About this task -> All lines in the records below that hold "puts" are to be shown.

Input for this task ->
***

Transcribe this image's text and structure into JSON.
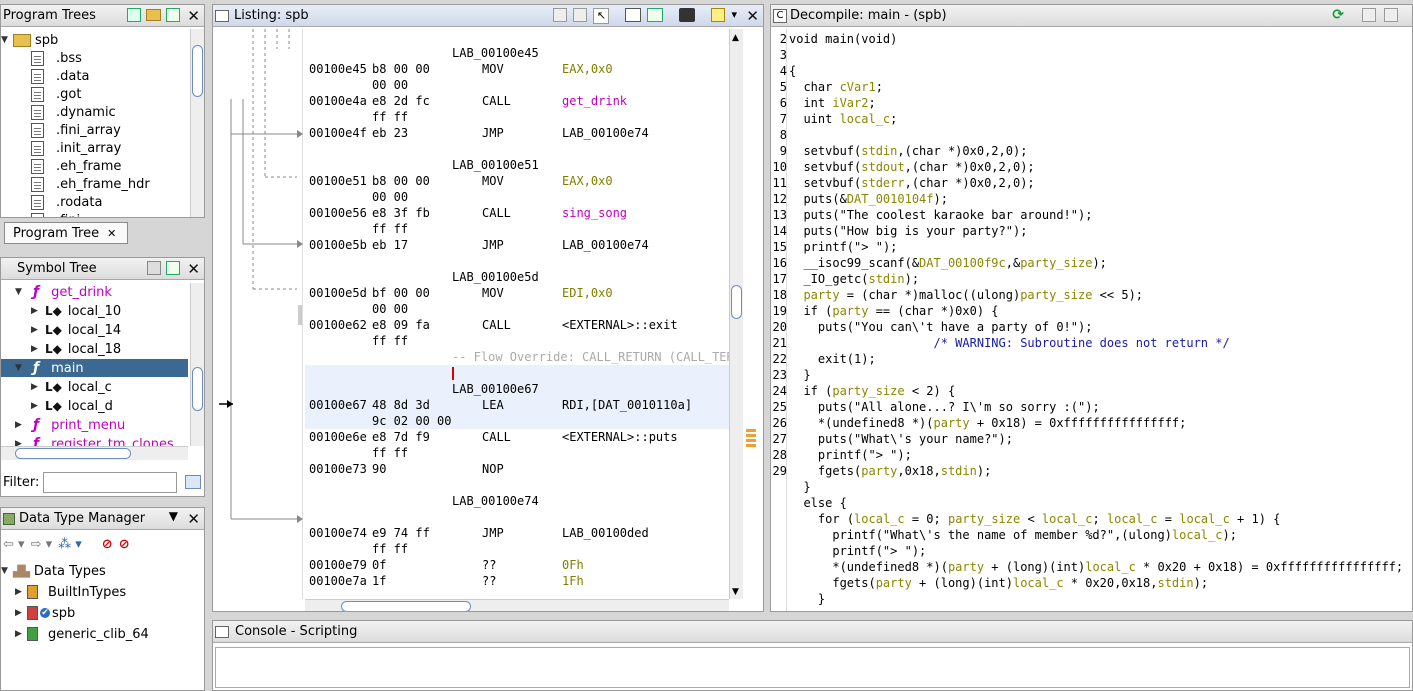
{
  "program_trees": {
    "title": "Program Trees",
    "root": "spb",
    "items": [
      ".bss",
      ".data",
      ".got",
      ".dynamic",
      ".fini_array",
      ".init_array",
      ".eh_frame",
      ".eh_frame_hdr",
      ".rodata",
      ".fini"
    ],
    "tab_label": "Program Tree"
  },
  "symbol_tree": {
    "title": "Symbol Tree",
    "items": [
      {
        "label": "get_drink",
        "kind": "func",
        "level": 1,
        "expanded": true
      },
      {
        "label": "local_10",
        "kind": "local",
        "level": 2
      },
      {
        "label": "local_14",
        "kind": "local",
        "level": 2
      },
      {
        "label": "local_18",
        "kind": "local",
        "level": 2
      },
      {
        "label": "main",
        "kind": "func",
        "level": 1,
        "expanded": true,
        "selected": true
      },
      {
        "label": "local_c",
        "kind": "local",
        "level": 2
      },
      {
        "label": "local_d",
        "kind": "local",
        "level": 2
      },
      {
        "label": "print_menu",
        "kind": "func",
        "level": 1
      },
      {
        "label": "register_tm_clones",
        "kind": "func",
        "level": 1
      }
    ],
    "filter_label": "Filter:",
    "filter_value": ""
  },
  "data_type_manager": {
    "title": "Data Type Manager",
    "root": "Data Types",
    "items": [
      "BuiltInTypes",
      "spb",
      "generic_clib_64"
    ]
  },
  "listing": {
    "title": "Listing:  spb",
    "override_comment": "-- Flow Override: CALL_RETURN (CALL_TERM",
    "lines": [
      {
        "type": "label",
        "text": "LAB_00100e45"
      },
      {
        "type": "insn",
        "addr": "00100e45",
        "bytes": "b8 00 00",
        "mnem": "MOV",
        "op": "EAX,0x0",
        "opclass": "reg"
      },
      {
        "type": "cont",
        "bytes": "00 00"
      },
      {
        "type": "insn",
        "addr": "00100e4a",
        "bytes": "e8 2d fc",
        "mnem": "CALL",
        "op": "get_drink",
        "opclass": "func"
      },
      {
        "type": "cont",
        "bytes": "ff ff"
      },
      {
        "type": "insn",
        "addr": "00100e4f",
        "bytes": "eb 23",
        "mnem": "JMP",
        "op": "LAB_00100e74",
        "opclass": "plain"
      },
      {
        "type": "blank"
      },
      {
        "type": "label",
        "text": "LAB_00100e51"
      },
      {
        "type": "insn",
        "addr": "00100e51",
        "bytes": "b8 00 00",
        "mnem": "MOV",
        "op": "EAX,0x0",
        "opclass": "reg"
      },
      {
        "type": "cont",
        "bytes": "00 00"
      },
      {
        "type": "insn",
        "addr": "00100e56",
        "bytes": "e8 3f fb",
        "mnem": "CALL",
        "op": "sing_song",
        "opclass": "func"
      },
      {
        "type": "cont",
        "bytes": "ff ff"
      },
      {
        "type": "insn",
        "addr": "00100e5b",
        "bytes": "eb 17",
        "mnem": "JMP",
        "op": "LAB_00100e74",
        "opclass": "plain"
      },
      {
        "type": "blank"
      },
      {
        "type": "label",
        "text": "LAB_00100e5d"
      },
      {
        "type": "insn",
        "addr": "00100e5d",
        "bytes": "bf 00 00",
        "mnem": "MOV",
        "op": "EDI,0x0",
        "opclass": "reg"
      },
      {
        "type": "cont",
        "bytes": "00 00"
      },
      {
        "type": "insn",
        "addr": "00100e62",
        "bytes": "e8 09 fa",
        "mnem": "CALL",
        "op": "<EXTERNAL>::exit",
        "opclass": "plain"
      },
      {
        "type": "cont",
        "bytes": "ff ff"
      },
      {
        "type": "comment"
      },
      {
        "type": "cursor"
      },
      {
        "type": "label",
        "text": "LAB_00100e67"
      },
      {
        "type": "insn",
        "addr": "00100e67",
        "bytes": "48 8d 3d",
        "mnem": "LEA",
        "op": "RDI,[DAT_0010110a]",
        "opclass": "plain"
      },
      {
        "type": "cont",
        "bytes": "9c 02 00 00"
      },
      {
        "type": "insn",
        "addr": "00100e6e",
        "bytes": "e8 7d f9",
        "mnem": "CALL",
        "op": "<EXTERNAL>::puts",
        "opclass": "plain"
      },
      {
        "type": "cont",
        "bytes": "ff ff"
      },
      {
        "type": "insn",
        "addr": "00100e73",
        "bytes": "90",
        "mnem": "NOP",
        "op": "",
        "opclass": "plain"
      },
      {
        "type": "blank"
      },
      {
        "type": "label",
        "text": "LAB_00100e74"
      },
      {
        "type": "blank"
      },
      {
        "type": "insn",
        "addr": "00100e74",
        "bytes": "e9 74 ff",
        "mnem": "JMP",
        "op": "LAB_00100ded",
        "opclass": "plain"
      },
      {
        "type": "cont",
        "bytes": "ff ff"
      },
      {
        "type": "insn",
        "addr": "00100e79",
        "bytes": "0f",
        "mnem": "??",
        "op": "0Fh",
        "opclass": "reg"
      },
      {
        "type": "insn",
        "addr": "00100e7a",
        "bytes": "1f",
        "mnem": "??",
        "op": "1Fh",
        "opclass": "reg"
      }
    ]
  },
  "decompile": {
    "title": "Decompile: main -  (spb)",
    "lines": [
      {
        "n": "2",
        "t": "void main(void)"
      },
      {
        "n": "3",
        "t": ""
      },
      {
        "n": "4",
        "t": "{"
      },
      {
        "n": "5",
        "t": "  char cVar1;"
      },
      {
        "n": "6",
        "t": "  int iVar2;"
      },
      {
        "n": "7",
        "t": "  uint local_c;"
      },
      {
        "n": "8",
        "t": ""
      },
      {
        "n": "9",
        "t": "  setvbuf(stdin,(char *)0x0,2,0);"
      },
      {
        "n": "10",
        "t": "  setvbuf(stdout,(char *)0x0,2,0);"
      },
      {
        "n": "11",
        "t": "  setvbuf(stderr,(char *)0x0,2,0);"
      },
      {
        "n": "12",
        "t": "  puts(&DAT_0010104f);"
      },
      {
        "n": "13",
        "t": "  puts(\"The coolest karaoke bar around!\");"
      },
      {
        "n": "14",
        "t": "  puts(\"How big is your party?\");"
      },
      {
        "n": "15",
        "t": "  printf(\"> \");"
      },
      {
        "n": "16",
        "t": "  __isoc99_scanf(&DAT_00100f9c,&party_size);"
      },
      {
        "n": "17",
        "t": "  _IO_getc(stdin);"
      },
      {
        "n": "18",
        "t": "  party = (char *)malloc((ulong)party_size << 5);"
      },
      {
        "n": "19",
        "t": "  if (party == (char *)0x0) {"
      },
      {
        "n": "20",
        "t": "    puts(\"You can\\'t have a party of 0!\");"
      },
      {
        "n": "21",
        "t": "                    /* WARNING: Subroutine does not return */"
      },
      {
        "n": "22",
        "t": "    exit(1);"
      },
      {
        "n": "23",
        "t": "  }"
      },
      {
        "n": "24",
        "t": "  if (party_size < 2) {"
      },
      {
        "n": "25",
        "t": "    puts(\"All alone...? I\\'m so sorry :(\");"
      },
      {
        "n": "26",
        "t": "    *(undefined8 *)(party + 0x18) = 0xffffffffffffffff;"
      },
      {
        "n": "27",
        "t": "    puts(\"What\\'s your name?\");"
      },
      {
        "n": "28",
        "t": "    printf(\"> \");"
      },
      {
        "n": "29",
        "t": "    fgets(party,0x18,stdin);"
      },
      {
        "n": "",
        "t": "  }"
      },
      {
        "n": "",
        "t": "  else {"
      },
      {
        "n": "",
        "t": "    for (local_c = 0; party_size < local_c; local_c = local_c + 1) {"
      },
      {
        "n": "",
        "t": "      printf(\"What\\'s the name of member %d?\",(ulong)local_c);"
      },
      {
        "n": "",
        "t": "      printf(\"> \");"
      },
      {
        "n": "",
        "t": "      *(undefined8 *)(party + (long)(int)local_c * 0x20 + 0x18) = 0xffffffffffffffff;"
      },
      {
        "n": "",
        "t": "      fgets(party + (long)(int)local_c * 0x20,0x18,stdin);"
      },
      {
        "n": "",
        "t": "    }"
      }
    ]
  },
  "console": {
    "title": "Console - Scripting"
  }
}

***

Solution for this exercise ->
        "op": "<EXTERNAL>::puts",
        "t": "  puts(&DAT_0010104f);"
        "t": "  puts(\"The coolest karaoke bar around!\");"
        "t": "  puts(\"How big is your party?\");"
        "t": "    puts(\"You can\\'t have a party of 0!\");"
        "t": "    puts(\"All alone...? I\\'m so sorry :(\");"
        "t": "    puts(\"What\\'s your name?\");"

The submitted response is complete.